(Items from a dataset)
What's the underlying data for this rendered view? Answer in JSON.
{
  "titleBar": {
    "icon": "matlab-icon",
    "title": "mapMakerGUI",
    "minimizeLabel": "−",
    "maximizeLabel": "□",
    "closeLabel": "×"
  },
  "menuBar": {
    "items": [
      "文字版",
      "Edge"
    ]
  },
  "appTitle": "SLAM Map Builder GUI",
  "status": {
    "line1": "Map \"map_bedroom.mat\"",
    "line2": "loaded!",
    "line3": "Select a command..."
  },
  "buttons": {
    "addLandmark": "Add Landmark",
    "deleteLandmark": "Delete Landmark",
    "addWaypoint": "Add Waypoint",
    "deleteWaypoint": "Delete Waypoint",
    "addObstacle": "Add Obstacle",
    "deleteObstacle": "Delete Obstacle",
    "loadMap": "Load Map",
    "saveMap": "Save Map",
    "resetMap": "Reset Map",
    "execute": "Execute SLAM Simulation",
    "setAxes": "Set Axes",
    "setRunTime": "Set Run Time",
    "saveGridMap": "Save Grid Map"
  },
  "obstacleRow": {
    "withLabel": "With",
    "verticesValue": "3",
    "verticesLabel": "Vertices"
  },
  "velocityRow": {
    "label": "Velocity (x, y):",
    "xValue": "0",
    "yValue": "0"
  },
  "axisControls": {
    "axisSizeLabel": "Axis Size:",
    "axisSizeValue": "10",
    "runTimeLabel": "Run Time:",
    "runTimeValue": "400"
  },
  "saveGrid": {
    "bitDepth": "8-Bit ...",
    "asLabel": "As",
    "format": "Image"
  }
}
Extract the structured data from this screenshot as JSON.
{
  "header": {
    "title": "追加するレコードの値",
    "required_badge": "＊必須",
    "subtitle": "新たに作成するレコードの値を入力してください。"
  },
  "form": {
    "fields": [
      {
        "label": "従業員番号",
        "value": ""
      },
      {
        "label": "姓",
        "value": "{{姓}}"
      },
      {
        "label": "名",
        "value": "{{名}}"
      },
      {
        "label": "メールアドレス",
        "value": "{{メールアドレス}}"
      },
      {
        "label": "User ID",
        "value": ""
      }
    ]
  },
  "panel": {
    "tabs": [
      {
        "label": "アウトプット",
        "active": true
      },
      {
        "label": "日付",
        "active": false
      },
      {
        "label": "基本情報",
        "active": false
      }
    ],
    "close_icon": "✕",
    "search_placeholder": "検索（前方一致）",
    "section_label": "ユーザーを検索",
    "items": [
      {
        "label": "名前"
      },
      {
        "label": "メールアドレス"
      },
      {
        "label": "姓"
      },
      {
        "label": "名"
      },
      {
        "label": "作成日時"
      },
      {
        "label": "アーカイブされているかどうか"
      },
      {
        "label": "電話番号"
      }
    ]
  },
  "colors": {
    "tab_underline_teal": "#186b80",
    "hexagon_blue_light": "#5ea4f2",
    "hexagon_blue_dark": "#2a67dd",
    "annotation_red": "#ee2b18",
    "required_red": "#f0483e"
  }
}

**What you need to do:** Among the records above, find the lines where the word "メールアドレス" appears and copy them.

**Solution to the exercise:**
        "label": "メールアドレス",
        "value": "{{メールアドレス}}"
        "label": "メールアドレス"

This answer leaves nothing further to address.